(Records from a dataset)
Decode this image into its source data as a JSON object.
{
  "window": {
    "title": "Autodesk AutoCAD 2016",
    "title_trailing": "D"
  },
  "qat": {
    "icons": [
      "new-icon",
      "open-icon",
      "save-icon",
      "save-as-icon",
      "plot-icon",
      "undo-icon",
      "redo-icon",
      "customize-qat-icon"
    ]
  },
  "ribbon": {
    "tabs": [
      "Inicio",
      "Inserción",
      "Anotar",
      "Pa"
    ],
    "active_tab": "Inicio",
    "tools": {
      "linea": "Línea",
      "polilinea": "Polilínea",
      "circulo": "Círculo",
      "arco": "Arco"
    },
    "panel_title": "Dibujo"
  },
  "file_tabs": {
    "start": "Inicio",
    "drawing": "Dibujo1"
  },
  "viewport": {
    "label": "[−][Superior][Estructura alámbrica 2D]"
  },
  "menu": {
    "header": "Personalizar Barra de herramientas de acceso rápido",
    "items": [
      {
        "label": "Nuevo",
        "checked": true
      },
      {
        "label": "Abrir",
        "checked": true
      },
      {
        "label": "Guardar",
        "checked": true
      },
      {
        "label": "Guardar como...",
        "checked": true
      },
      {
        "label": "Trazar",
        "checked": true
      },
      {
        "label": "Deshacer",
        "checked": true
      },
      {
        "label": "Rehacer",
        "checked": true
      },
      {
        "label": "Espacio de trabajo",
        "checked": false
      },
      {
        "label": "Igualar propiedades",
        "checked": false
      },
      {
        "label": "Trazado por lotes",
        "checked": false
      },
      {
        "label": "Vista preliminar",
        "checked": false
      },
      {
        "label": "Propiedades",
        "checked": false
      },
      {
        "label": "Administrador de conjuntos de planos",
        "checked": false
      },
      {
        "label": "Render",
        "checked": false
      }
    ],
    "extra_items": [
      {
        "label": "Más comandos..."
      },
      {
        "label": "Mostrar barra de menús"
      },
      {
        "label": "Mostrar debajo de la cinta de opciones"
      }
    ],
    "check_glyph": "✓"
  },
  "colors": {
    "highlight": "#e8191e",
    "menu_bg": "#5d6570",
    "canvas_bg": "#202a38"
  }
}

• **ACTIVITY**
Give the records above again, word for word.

• **YOUR RESPONSE**
Decode this image into its source data as a JSON object.
{
  "window": {
    "title": "Autodesk AutoCAD 2016",
    "title_trailing": "D"
  },
  "qat": {
    "icons": [
      "new-icon",
      "open-icon",
      "save-icon",
      "save-as-icon",
      "plot-icon",
      "undo-icon",
      "redo-icon",
      "customize-qat-icon"
    ]
  },
  "ribbon": {
    "tabs": [
      "Inicio",
      "Inserción",
      "Anotar",
      "Pa"
    ],
    "active_tab": "Inicio",
    "tools": {
      "linea": "Línea",
      "polilinea": "Polilínea",
      "circulo": "Círculo",
      "arco": "Arco"
    },
    "panel_title": "Dibujo"
  },
  "file_tabs": {
    "start": "Inicio",
    "drawing": "Dibujo1"
  },
  "viewport": {
    "label": "[−][Superior][Estructura alámbrica 2D]"
  },
  "menu": {
    "header": "Personalizar Barra de herramientas de acceso rápido",
    "items": [
      {
        "label": "Nuevo",
        "checked": true
      },
      {
        "label": "Abrir",
        "checked": true
      },
      {
        "label": "Guardar",
        "checked": true
      },
      {
        "label": "Guardar como...",
        "checked": true
      },
      {
        "label": "Trazar",
        "checked": true
      },
      {
        "label": "Deshacer",
        "checked": true
      },
      {
        "label": "Rehacer",
        "checked": true
      },
      {
        "label": "Espacio de trabajo",
        "checked": false
      },
      {
        "label": "Igualar propiedades",
        "checked": false
      },
      {
        "label": "Trazado por lotes",
        "checked": false
      },
      {
        "label": "Vista preliminar",
        "checked": false
      },
      {
        "label": "Propiedades",
        "checked": false
      },
      {
        "label": "Administrador de conjuntos de planos",
        "checked": false
      },
      {
        "label": "Render",
        "checked": false
      }
    ],
    "extra_items": [
      {
        "label": "Más comandos..."
      },
      {
        "label": "Mostrar barra de menús"
      },
      {
        "label": "Mostrar debajo de la cinta de opciones"
      }
    ],
    "check_glyph": "✓"
  },
  "colors": {
    "highlight": "#e8191e",
    "menu_bg": "#5d6570",
    "canvas_bg": "#202a38"
  }
}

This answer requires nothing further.